--- Study material ---

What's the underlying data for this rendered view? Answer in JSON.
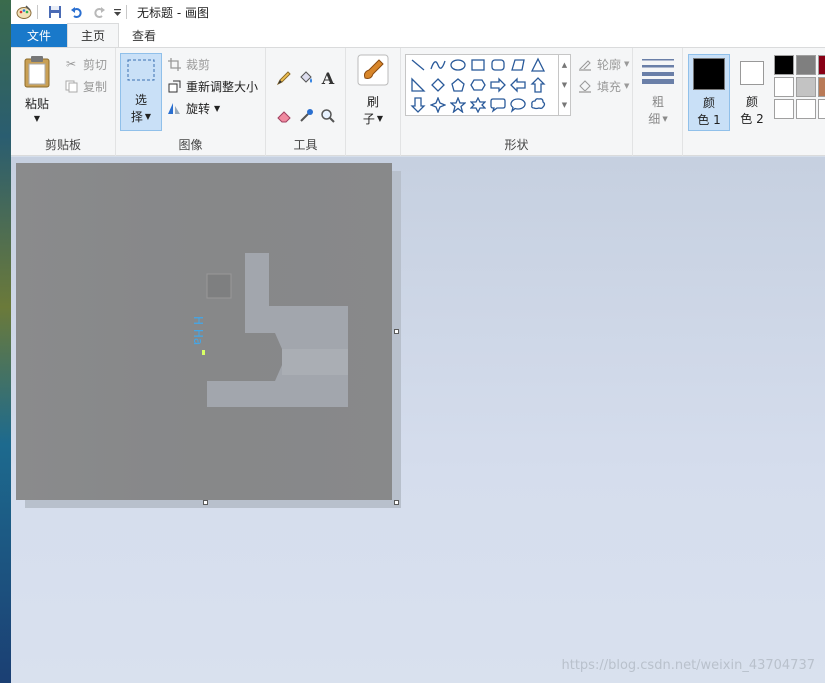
{
  "titlebar": {
    "title": "无标题 - 画图"
  },
  "tabs": {
    "file": "文件",
    "home": "主页",
    "view": "查看"
  },
  "clipboard": {
    "paste": "粘贴",
    "cut": "剪切",
    "copy": "复制",
    "group": "剪贴板"
  },
  "image": {
    "select_line1": "选",
    "select_line2": "择",
    "crop": "裁剪",
    "resize": "重新调整大小",
    "rotate": "旋转",
    "group": "图像"
  },
  "tools": {
    "group": "工具"
  },
  "brushes": {
    "line1": "刷",
    "line2": "子"
  },
  "shapes": {
    "outline": "轮廓",
    "fill": "填充",
    "group": "形状"
  },
  "size": {
    "line1": "粗",
    "line2": "细"
  },
  "color1": {
    "line1": "颜",
    "line2": "色 1",
    "value": "#000000"
  },
  "color2": {
    "line1": "颜",
    "line2": "色 2",
    "value": "#ffffff"
  },
  "palette": [
    "#000000",
    "#7f7f7f",
    "#880015",
    "#ffffff",
    "#c3c3c3",
    "#b97a57",
    "#ffffff",
    "#ffffff",
    "#ffffff"
  ],
  "canvas": {
    "vertical_text": "H Ha",
    "highlight_text": "4"
  },
  "watermark": "https://blog.csdn.net/weixin_43704737"
}
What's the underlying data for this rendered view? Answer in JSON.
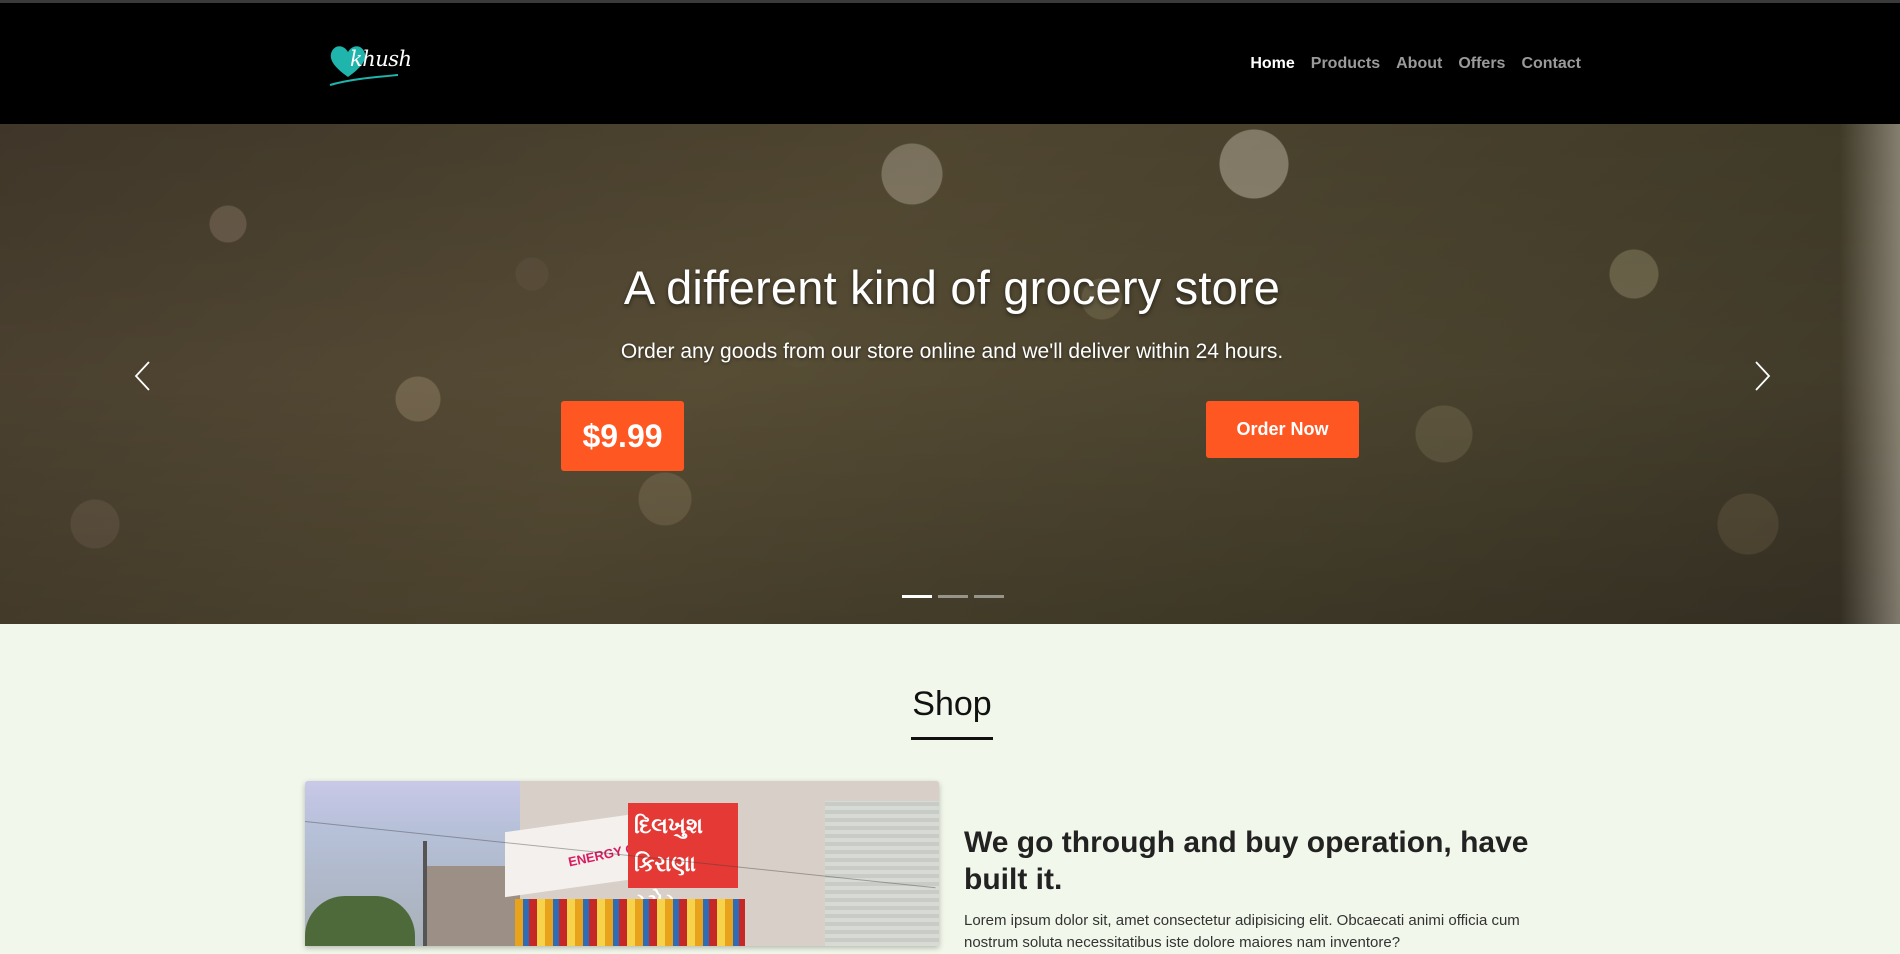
{
  "brand": {
    "name": "khush",
    "logo_icon": "heart-logo",
    "accent": "#1fb5ad"
  },
  "nav": {
    "items": [
      {
        "label": "Home",
        "active": true
      },
      {
        "label": "Products",
        "active": false
      },
      {
        "label": "About",
        "active": false
      },
      {
        "label": "Offers",
        "active": false
      },
      {
        "label": "Contact",
        "active": false
      }
    ]
  },
  "hero": {
    "title": "A different kind of grocery store",
    "subtitle": "Order any goods from our store online and we'll deliver within 24 hours.",
    "price": "$9.99",
    "cta_label": "Order Now",
    "accent_color": "#ff5722",
    "slide_count": 3,
    "active_slide": 1,
    "prev_icon": "chevron-left-icon",
    "next_icon": "chevron-right-icon"
  },
  "shop": {
    "title": "Shop",
    "photo": {
      "sign_text": "દિલખુશ કિરાણા સ્ટોર",
      "banner_text": "ENERGY ON THE GO"
    },
    "heading": "We go through and buy operation, have built it.",
    "body": "Lorem ipsum dolor sit, amet consectetur adipisicing elit. Obcaecati animi officia cum nostrum soluta necessitatibus iste dolore maiores nam inventore?"
  }
}
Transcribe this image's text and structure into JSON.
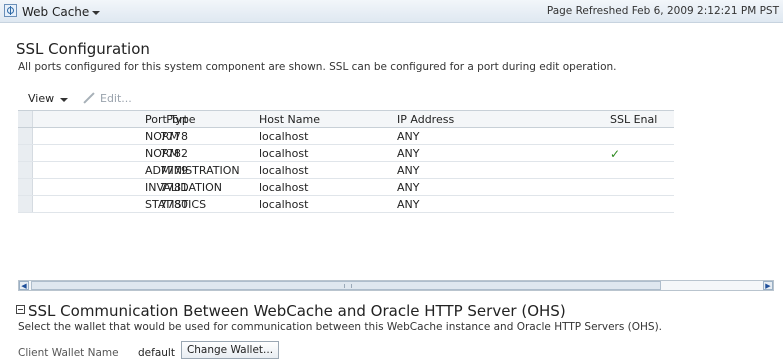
{
  "header": {
    "component_menu": "Web Cache",
    "refreshed": "Page Refreshed Feb 6, 2009 2:12:21 PM PST"
  },
  "ssl_config": {
    "title": "SSL Configuration",
    "description": "All ports configured for this system component are shown. SSL can be configured for a port during edit operation.",
    "toolbar": {
      "view": "View",
      "edit": "Edit..."
    },
    "columns": [
      "Port",
      "Port Type",
      "Host Name",
      "IP Address",
      "SSL Enal"
    ],
    "rows": [
      {
        "port": "7778",
        "type": "NORM",
        "host": "localhost",
        "ip": "ANY",
        "ssl": ""
      },
      {
        "port": "7782",
        "type": "NORM",
        "host": "localhost",
        "ip": "ANY",
        "ssl": "✓"
      },
      {
        "port": "7779",
        "type": "ADMINISTRATION",
        "host": "localhost",
        "ip": "ANY",
        "ssl": ""
      },
      {
        "port": "7781",
        "type": "INVALIDATION",
        "host": "localhost",
        "ip": "ANY",
        "ssl": ""
      },
      {
        "port": "7780",
        "type": "STATISTICS",
        "host": "localhost",
        "ip": "ANY",
        "ssl": ""
      }
    ]
  },
  "ohs_section": {
    "title": "SSL Communication Between WebCache and Oracle HTTP Server (OHS)",
    "description": "Select the wallet that would be used for communication between this WebCache instance and Oracle HTTP Servers (OHS).",
    "wallet_label": "Client Wallet Name",
    "wallet_value": "default",
    "change_button": "Change Wallet..."
  },
  "icons": {
    "component": "web-cache-icon",
    "dropdown": "chevron-down-icon",
    "edit": "pencil-icon",
    "collapse": "collapse-icon",
    "check": "checkmark-icon",
    "scroll_left": "scroll-left-icon",
    "scroll_right": "scroll-right-icon"
  }
}
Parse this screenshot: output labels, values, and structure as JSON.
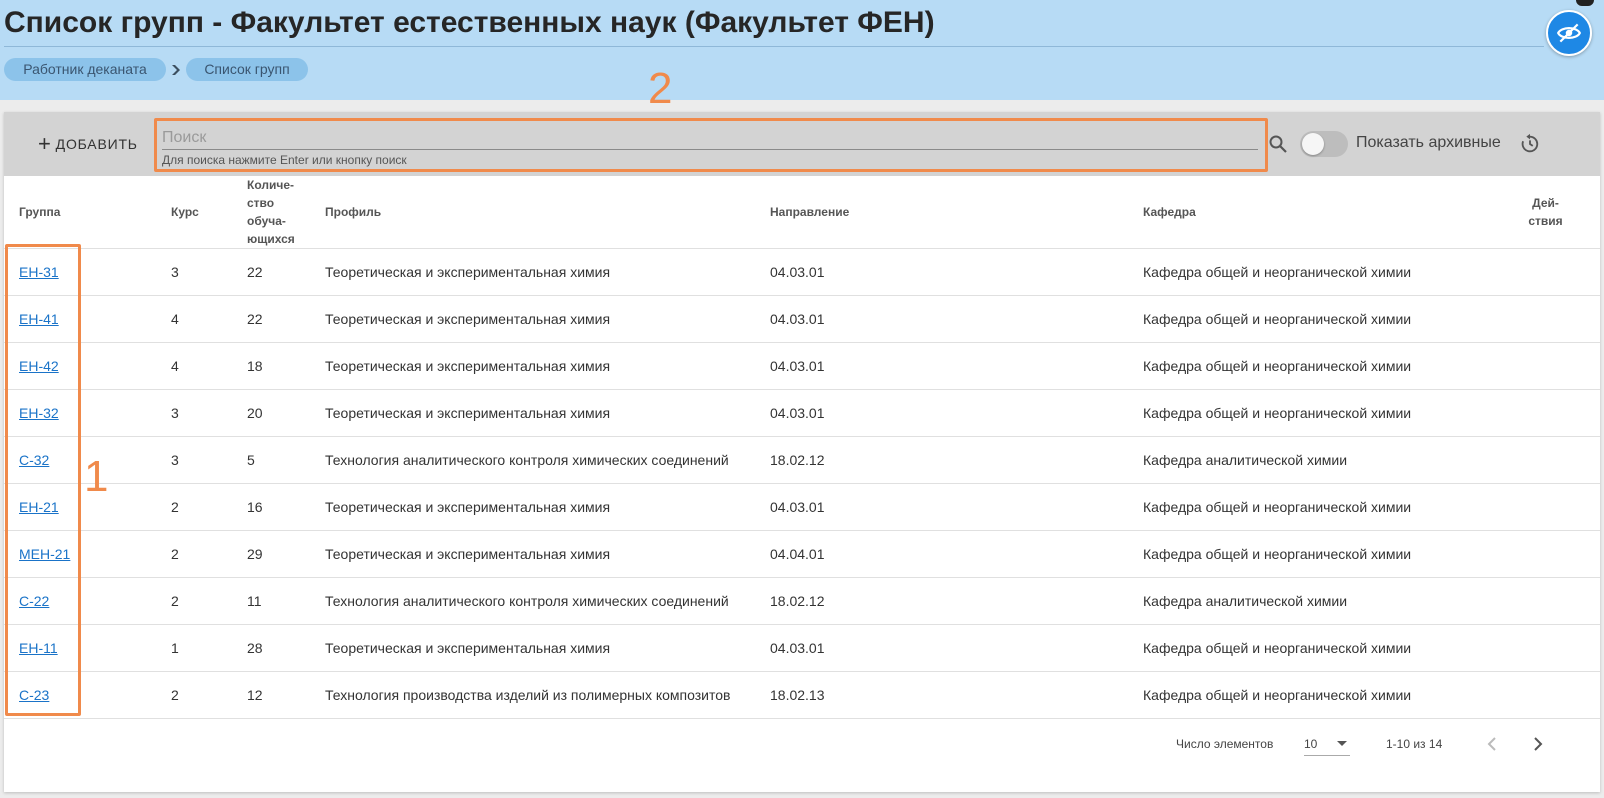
{
  "header": {
    "title": "Список групп - Факультет естественных наук (Факультет ФЕН)",
    "breadcrumbs": [
      "Работник деканата",
      "Список групп"
    ],
    "visibility_button_icon": "eye-off-icon"
  },
  "toolbar": {
    "add_label": "ДОБАВИТЬ",
    "search_placeholder": "Поиск",
    "search_value": "",
    "search_hint": "Для поиска нажмите Enter или кнопку поиск",
    "archive_toggle_label": "Показать архивные",
    "archive_toggle_on": false
  },
  "annotations": {
    "one": "1",
    "two": "2"
  },
  "table": {
    "headers": {
      "group": "Группа",
      "kurs": "Курс",
      "count": "Количе-ство обуча-ющихся",
      "profile": "Профиль",
      "direction": "Направление",
      "kafedra": "Кафедра",
      "actions": "Дей-ствия"
    },
    "rows": [
      {
        "group": "ЕН-31",
        "kurs": "3",
        "count": "22",
        "profile": "Теоретическая и экспериментальная химия",
        "direction": "04.03.01",
        "kafedra": "Кафедра общей и неорганической химии"
      },
      {
        "group": "ЕН-41",
        "kurs": "4",
        "count": "22",
        "profile": "Теоретическая и экспериментальная химия",
        "direction": "04.03.01",
        "kafedra": "Кафедра общей и неорганической химии"
      },
      {
        "group": "ЕН-42",
        "kurs": "4",
        "count": "18",
        "profile": "Теоретическая и экспериментальная химия",
        "direction": "04.03.01",
        "kafedra": "Кафедра общей и неорганической химии"
      },
      {
        "group": "ЕН-32",
        "kurs": "3",
        "count": "20",
        "profile": "Теоретическая и экспериментальная химия",
        "direction": "04.03.01",
        "kafedra": "Кафедра общей и неорганической химии"
      },
      {
        "group": "С-32",
        "kurs": "3",
        "count": "5",
        "profile": "Технология аналитического контроля химических соединений",
        "direction": "18.02.12",
        "kafedra": "Кафедра аналитической химии"
      },
      {
        "group": "ЕН-21",
        "kurs": "2",
        "count": "16",
        "profile": "Теоретическая и экспериментальная химия",
        "direction": "04.03.01",
        "kafedra": "Кафедра общей и неорганической химии"
      },
      {
        "group": "МЕН-21",
        "kurs": "2",
        "count": "29",
        "profile": "Теоретическая и экспериментальная химия",
        "direction": "04.04.01",
        "kafedra": "Кафедра общей и неорганической химии"
      },
      {
        "group": "С-22",
        "kurs": "2",
        "count": "11",
        "profile": "Технология аналитического контроля химических соединений",
        "direction": "18.02.12",
        "kafedra": "Кафедра аналитической химии"
      },
      {
        "group": "ЕН-11",
        "kurs": "1",
        "count": "28",
        "profile": "Теоретическая и экспериментальная химия",
        "direction": "04.03.01",
        "kafedra": "Кафедра общей и неорганической химии"
      },
      {
        "group": "С-23",
        "kurs": "2",
        "count": "12",
        "profile": "Технология производства изделий из полимерных композитов",
        "direction": "18.02.13",
        "kafedra": "Кафедра общей и неорганической химии"
      }
    ]
  },
  "footer": {
    "per_page_label": "Число элементов",
    "per_page_value": "10",
    "range": "1-10 из 14"
  },
  "colors": {
    "header_bg": "#b7dbf5",
    "breadcrumb_bg": "#8cc3ea",
    "accent": "#1e88e5",
    "annotation": "#f08a4b",
    "link": "#1a73c8"
  }
}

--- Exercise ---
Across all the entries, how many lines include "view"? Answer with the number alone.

--- Result below ---
4